Don’t pay someone else to do it for you! If you’re willing to get your hands dirty and learn a thing or two along the way, DIY computer repair is a great little hobby that will save you hundreds on support when you pay 3-4 times more than the cost of a replacement component for technicians.
Read on to learn about 4 easy repairs anyone can do. If you want to get to know the insides of your computer, don’t forget to check out our great guide to PC hardware as well.
So you’ve launched the Memory Checker. memory and find out that bad memory was the cause of your random blue screen of death? Or maybe you just think your computer has been running a bit sluggish lately? Well, fear not — upgrading or replacing the memory on your PC is the easiest of all the repair jobs you can do.
The hardest part of replacing memory is figuring out what kind of memory you need. Luckily, Crucial.com comes to the rescue with a simple memory scan app for Windows and Mac. Just download it, run it, and it will tell you what memory your machine is using (which you can buy from Crucial.com, of course).
When the scan is complete, you can click through to get a very detailed report outlining all of your upgrade options. In fact, I can upgrade my iMac to 16GB of RAM for just £143! Deal!
To physically replace the memory, open the case. The memory slots will be right next to the processor. Each end of the sticks will have white latches that you pull outwards to free up existing memory. Pushing the memory back can sometimes take a little effort, so make sure you get it right and then press either side next to the latches. It should click into place and the latches will snap into place on their own, although you may need to lock them.
If you turn on your computer and it makes a terrible beep, you probably just plugged it in wrong. Watch a YouTube video on how to replace the memory before you try it, and remember to touch the heatsink or always use an anti-static wrist strap when handling memory.
Hard drive replacement
If your hard drive has failed, then replacing it is the easy part — getting your data back and restoring everything from backups is the harder part. Luckily, we wrote a lot of articles last month about physically replacing hard drives and fantastic free backup solutions, so be sure to check them out:
- How to replace a hard drive
- 5 things to consider when installing a SATA hard drive.
All you really need to know is the type of hard drive you have and whether your motherboard can handle SATA. An article I wrote about adding a second hard drive will help you understand if you have the right connections.
Replacing the power supply
The most common failure in any computer is the power supply, but it’s a fairly easy replacement process. Unless you have a very small form factor or general purpose PC, ATX power supplies are pretty much the same. When buying a replacement, there are a few simple things to check:
- That the output power will be sufficient. Unless you’re running a huge gaming rig, 400-500W is more than enough.

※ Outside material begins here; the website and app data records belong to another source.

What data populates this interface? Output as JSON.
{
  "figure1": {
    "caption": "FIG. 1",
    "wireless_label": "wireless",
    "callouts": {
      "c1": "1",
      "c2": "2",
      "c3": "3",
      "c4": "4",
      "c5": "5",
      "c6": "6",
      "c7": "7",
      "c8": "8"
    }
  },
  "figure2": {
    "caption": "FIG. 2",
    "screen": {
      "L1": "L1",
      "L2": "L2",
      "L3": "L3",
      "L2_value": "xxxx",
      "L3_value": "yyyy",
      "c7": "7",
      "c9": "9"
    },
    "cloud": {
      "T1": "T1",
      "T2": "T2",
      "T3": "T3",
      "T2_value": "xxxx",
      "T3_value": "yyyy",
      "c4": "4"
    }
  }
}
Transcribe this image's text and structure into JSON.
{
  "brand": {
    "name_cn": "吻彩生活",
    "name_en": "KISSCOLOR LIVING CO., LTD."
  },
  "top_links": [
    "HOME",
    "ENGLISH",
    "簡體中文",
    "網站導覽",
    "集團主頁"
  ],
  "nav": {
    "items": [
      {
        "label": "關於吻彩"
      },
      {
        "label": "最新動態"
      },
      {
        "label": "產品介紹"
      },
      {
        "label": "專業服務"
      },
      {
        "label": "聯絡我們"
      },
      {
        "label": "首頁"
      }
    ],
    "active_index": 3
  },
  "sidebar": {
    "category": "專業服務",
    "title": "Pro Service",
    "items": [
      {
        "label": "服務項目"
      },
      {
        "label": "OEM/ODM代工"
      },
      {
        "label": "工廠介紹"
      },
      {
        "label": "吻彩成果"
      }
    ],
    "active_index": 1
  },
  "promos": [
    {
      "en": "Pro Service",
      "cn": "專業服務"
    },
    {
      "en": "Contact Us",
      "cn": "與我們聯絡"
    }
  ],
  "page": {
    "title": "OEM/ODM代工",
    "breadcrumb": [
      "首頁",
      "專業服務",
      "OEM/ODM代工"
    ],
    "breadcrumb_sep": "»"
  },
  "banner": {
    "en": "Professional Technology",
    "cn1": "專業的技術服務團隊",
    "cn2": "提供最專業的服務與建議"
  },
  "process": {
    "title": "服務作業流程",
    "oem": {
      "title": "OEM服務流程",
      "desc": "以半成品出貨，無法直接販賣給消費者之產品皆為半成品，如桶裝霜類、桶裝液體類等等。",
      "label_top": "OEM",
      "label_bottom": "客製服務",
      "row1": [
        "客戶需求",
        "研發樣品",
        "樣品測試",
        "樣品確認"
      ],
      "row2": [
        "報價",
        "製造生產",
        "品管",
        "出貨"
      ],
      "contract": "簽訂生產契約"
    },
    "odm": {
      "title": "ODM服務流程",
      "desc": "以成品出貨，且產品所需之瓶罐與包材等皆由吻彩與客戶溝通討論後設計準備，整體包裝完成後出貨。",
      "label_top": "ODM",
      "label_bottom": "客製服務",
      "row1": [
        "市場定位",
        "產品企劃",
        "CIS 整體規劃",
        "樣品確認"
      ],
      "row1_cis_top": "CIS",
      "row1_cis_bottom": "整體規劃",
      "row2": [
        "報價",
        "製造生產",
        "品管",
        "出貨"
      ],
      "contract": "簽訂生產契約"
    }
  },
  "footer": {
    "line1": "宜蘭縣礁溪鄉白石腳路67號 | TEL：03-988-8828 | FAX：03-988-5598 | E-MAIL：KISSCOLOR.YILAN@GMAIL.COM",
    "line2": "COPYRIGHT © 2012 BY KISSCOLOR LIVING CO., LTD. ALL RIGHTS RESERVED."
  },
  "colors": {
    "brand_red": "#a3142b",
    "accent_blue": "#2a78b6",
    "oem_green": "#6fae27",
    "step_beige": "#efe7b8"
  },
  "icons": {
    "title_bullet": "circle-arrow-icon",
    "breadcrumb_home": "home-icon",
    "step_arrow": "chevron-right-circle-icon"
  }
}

- That you have enough connections for all your devices.
- That you have connections for your motherboard and graphics card.
Although, in principle, any modern power supply works with your PC — the only problem I have ever had is trying to retrofit an old power supply that was in my modern PC.
Start by opening the case and identifying all existing locations where the power supply is connected. Each of your physical drives (hard drives, DVDs, etc.) will have connectors connected to them, as well as one large one to the motherboard, and possibly a few more that will provide power to your graphics card. These are the little ones that will be difficult, so you can write down where and where. The PSU itself will also be screwed into the case, usually with 4 screws you can find right around when the big black power cord plugs into the case. Lay the case on a flat surface so it doesn’t fall down and hit your motherboard when it’s cancelled.
Word of warning: NEVER attempt to repair the power supply itself. If it’s broken, throw it away and get a new one. These things store a lot of energy in their capacitors for a long time after being turned off, and they can cause a very serious shock.
As you can see, there are some PC repairs that you can easily do yourself and that is a learning experience. Personally, I’ve been tearing apart computers and upgrading them since I was 10 — my only motivation was to put them back together until dad came home! Sometimes things don’t work and that can be very frustrating. For this time, a spare computer and a quick Google search can be a life saver. Just be careful not to touch other parts and never push anything in.